Is "marriage" identical or similar to "marriage"?
If the answer is Yes, Texas may just have outlawed all marriages, not just gay marriage:
Texans: Are you really married?
Barbara Ann Radnofsky, a Houston lawyer and Democratic candidate for attorney general, says that a 22-word clause in a 2005 constitutional amendment designed to ban gay marriages erroneously endangers the legal status of all marriages in the state.
The amendment, approved by the Legislature and overwhelmingly ratified by voters, declares that "marriage in this state shall consist only of the union of one man and one woman." But the troublemaking phrase, as Radnofsky sees it, is Subsection B, which declares:
"This state or a political subdivision of this state may not create or recognize any legal status identical or similar to marriage."
Architects of the amendment included the clause to ban same-sex civil unions and domestic partnerships.

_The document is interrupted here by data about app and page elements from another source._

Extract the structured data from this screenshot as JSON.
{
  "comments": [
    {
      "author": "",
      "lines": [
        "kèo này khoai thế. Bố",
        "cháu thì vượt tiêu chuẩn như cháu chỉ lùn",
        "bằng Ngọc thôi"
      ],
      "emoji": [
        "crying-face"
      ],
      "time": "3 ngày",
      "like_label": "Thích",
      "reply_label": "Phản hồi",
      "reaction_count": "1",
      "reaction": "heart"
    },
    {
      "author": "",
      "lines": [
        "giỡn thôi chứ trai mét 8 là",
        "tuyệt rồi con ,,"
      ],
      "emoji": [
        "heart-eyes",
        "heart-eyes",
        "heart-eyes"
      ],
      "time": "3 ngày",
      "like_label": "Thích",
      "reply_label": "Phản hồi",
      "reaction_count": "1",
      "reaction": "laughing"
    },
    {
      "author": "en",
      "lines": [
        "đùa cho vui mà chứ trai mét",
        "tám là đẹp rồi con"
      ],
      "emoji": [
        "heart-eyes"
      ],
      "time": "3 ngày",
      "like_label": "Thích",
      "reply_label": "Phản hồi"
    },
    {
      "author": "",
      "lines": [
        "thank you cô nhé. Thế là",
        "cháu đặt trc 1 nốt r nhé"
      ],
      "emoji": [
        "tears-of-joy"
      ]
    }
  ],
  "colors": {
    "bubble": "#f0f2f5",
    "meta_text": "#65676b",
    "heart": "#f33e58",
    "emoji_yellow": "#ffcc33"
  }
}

But Radnofsky, who was a member of the powerhouse Vinson & Elkins law firm in Houston for 27 years until retiring in 2006, says the wording of Subsection B effectively "eliminates marriage in Texas," including common-law marriages.

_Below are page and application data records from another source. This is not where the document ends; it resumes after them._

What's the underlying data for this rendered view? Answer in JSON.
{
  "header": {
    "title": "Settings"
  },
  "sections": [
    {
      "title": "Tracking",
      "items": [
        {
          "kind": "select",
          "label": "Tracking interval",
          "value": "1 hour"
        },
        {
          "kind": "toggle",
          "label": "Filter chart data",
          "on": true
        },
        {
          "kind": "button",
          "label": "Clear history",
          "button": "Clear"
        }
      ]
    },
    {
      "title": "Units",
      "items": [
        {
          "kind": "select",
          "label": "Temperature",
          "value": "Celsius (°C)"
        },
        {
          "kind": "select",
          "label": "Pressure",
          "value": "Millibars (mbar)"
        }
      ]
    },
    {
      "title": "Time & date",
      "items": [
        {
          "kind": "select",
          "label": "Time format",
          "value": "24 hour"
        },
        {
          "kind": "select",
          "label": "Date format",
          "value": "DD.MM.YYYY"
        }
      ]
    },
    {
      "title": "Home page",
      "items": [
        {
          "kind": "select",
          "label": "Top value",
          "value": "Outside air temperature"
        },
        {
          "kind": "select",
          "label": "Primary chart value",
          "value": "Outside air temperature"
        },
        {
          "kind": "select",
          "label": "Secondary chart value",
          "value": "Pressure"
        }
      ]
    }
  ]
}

I bet I know why the Christianists who pushed this amendment used that wording, too: They think the FSM created marriage, so they don't want the state of TX doing it, too.
Radnofsky acknowledged that the clause is not likely to result in an overnight dismantling of marriages in Texas. But she said the wording opens the door to legal claims involving spousal rights, insurance claims, inheritance and a host other marriage-related issues.
"This breeds unneeded arguments, lawsuits and expense which could have been avoided by good lawyering," Radnofsky said. "Yes, I believe the clear language of B bans all marriages, and this is indeed a huge mistake.